The withdrawal of extra security facilities for six foreign envoys in Dhaka will not strain Bangladesh’s relations with their countries, a senior official believes.
Foreign Secretary Masud Bin Momen faced questions from journalists at the Foreign Service Academy on Tuesday, a day after police withdrew an extra car from the security detail of heads of six foreign missions in Dhaka, citing a staffing shortage.
“I don’t think so,” he said when a reporter asked whether the decision would impact ties with those countries. “We may know it in the days to come.”
“But we don’t think our bilateral relations will be affected. Many substantive elements are related to bilateral ties while this matter [security of foreign diplomats] is related to protocol.”
He also said the Bangladesh government would not compromise security for foreign missions and their heads. “I can reassure them that we will never compromise the basic security for the embassies and the ambassadors following the basic obligations we have as a state,” he said. “And we have kept an alternative. We’ve been preparing the Ansar Battalion for a long time.”
Bangladesh Police provide personnel in two cars escorting the foreign mission chiefs. The cars of envoys from important countries like the US, the UK, Saudi Arabia and India had a third vehicle as an extra facility provided by the police.
A police spokesman on Monday said they withdrew the third car from the security detail of these diplomats due to a shortage of personnel. This unit came into play if a member of the police fell ill or if the car had a breakdown.
The other measures under Dhaka Metropolitan Police’s Diplomatic Securities Division have not changed.
The foreign ministry clarified the development in a statement, saying it noticed “misleading” information about foreign diplomats.
It said the home ministry has been training a group of Ansar personnel for the security of the diplomats as some embassies have been demanding equal facilities for all of them.
If a foreign diplomat seeks extra Ansar personnel for their security, they can have the facilities at their own cost, the ministry said.
Vedant Patel, a spokesperson for the US Department of State, later reminded Bangladesh of the obligations of a host country to ensure the security of foreign missions and diplomats.
“I’m not going to get into the specifics about security details concerning the US embassy or its personnel. But I will note that per the Vienna Convention on Diplomatic Relations, any host country must uphold its obligations to ensure the protection of all diplomatic mission premises and personnel and take all appropriate steps to prevent any attack on personnel,” he said at a regular briefing on Monday.

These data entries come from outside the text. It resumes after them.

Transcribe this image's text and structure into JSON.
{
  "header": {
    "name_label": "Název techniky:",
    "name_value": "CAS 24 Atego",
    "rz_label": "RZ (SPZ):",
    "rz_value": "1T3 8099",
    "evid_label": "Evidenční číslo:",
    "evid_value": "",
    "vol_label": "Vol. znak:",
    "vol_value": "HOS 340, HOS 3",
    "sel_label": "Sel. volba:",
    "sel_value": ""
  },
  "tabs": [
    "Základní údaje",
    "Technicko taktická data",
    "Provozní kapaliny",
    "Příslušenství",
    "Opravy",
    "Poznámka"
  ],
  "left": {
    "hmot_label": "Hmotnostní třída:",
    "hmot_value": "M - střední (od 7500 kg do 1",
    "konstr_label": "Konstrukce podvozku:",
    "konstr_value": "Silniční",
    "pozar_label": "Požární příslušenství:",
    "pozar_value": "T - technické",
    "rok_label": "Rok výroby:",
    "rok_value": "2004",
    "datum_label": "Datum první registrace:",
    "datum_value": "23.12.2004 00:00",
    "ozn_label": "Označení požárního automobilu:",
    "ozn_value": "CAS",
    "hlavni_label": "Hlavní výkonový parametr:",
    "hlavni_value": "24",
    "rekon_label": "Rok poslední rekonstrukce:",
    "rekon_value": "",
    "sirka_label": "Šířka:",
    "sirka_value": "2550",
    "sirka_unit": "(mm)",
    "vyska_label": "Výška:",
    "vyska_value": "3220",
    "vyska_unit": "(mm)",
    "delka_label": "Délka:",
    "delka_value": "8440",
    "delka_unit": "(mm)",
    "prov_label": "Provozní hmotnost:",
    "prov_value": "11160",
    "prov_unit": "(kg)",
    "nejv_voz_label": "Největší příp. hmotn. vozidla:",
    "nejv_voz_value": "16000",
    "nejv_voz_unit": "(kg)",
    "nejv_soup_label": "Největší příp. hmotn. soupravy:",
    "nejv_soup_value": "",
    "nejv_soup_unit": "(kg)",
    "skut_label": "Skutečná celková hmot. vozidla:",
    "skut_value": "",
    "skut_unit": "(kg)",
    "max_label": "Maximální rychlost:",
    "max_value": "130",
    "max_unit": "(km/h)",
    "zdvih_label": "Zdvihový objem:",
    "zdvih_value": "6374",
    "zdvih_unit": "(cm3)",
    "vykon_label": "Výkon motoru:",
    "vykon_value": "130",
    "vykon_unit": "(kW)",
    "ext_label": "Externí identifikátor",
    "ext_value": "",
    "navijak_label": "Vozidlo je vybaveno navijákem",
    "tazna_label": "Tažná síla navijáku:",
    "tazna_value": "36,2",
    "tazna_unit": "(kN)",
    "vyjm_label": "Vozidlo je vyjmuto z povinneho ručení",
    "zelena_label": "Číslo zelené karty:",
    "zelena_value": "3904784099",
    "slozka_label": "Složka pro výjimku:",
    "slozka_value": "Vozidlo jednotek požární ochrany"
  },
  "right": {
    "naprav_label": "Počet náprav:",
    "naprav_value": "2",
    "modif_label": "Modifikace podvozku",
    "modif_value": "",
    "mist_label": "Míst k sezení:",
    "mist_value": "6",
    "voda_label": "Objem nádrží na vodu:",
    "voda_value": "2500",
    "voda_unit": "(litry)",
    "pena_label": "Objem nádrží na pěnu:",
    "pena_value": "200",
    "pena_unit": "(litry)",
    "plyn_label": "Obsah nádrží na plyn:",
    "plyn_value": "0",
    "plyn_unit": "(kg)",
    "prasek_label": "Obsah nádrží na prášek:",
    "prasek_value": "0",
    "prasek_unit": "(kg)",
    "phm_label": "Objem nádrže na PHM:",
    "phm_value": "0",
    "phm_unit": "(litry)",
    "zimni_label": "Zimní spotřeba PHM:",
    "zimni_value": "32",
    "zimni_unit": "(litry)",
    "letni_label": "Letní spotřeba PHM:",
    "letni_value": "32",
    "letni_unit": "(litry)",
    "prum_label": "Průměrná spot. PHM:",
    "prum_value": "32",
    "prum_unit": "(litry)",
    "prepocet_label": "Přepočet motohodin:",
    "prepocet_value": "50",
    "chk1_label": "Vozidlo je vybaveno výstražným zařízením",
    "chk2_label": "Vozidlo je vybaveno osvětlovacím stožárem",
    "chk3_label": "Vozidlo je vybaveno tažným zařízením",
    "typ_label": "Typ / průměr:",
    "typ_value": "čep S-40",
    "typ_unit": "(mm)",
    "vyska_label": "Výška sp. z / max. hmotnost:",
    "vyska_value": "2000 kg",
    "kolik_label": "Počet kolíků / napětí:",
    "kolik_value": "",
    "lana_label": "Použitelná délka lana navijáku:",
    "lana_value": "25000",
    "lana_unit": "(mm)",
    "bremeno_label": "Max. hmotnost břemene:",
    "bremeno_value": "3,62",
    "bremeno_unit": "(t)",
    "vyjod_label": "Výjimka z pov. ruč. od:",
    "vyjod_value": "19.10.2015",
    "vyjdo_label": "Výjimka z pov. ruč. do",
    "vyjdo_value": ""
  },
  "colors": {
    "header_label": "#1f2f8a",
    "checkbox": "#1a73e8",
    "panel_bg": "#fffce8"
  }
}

“The safety and security of our diplomatic personnel and facilities are of the utmost importance,” he said.
Secretary Masud said the basic security facilities for the mission premises and the diplomats were unchanged. “Therefore, we are respectful of the responsibilities under the Vienna Convention as the host country.”
He said the foreign missions in Bangladesh would be formally informed about the Ansar Battalion within two days.
Masud added the government did not notify the embassies or high commissions of the withdrawal of the extra security facilities, which he said were mainly deployed to clear traffic. The ministry did not give any notice nor did it receive any request to use the extra facilities, according to him.
“They were given the extra facilities at a time when there were fears of militancy gaining ground in Bangladesh. Later, it became a mere unit to clear traffic. So, the security measures have remained unchanged.”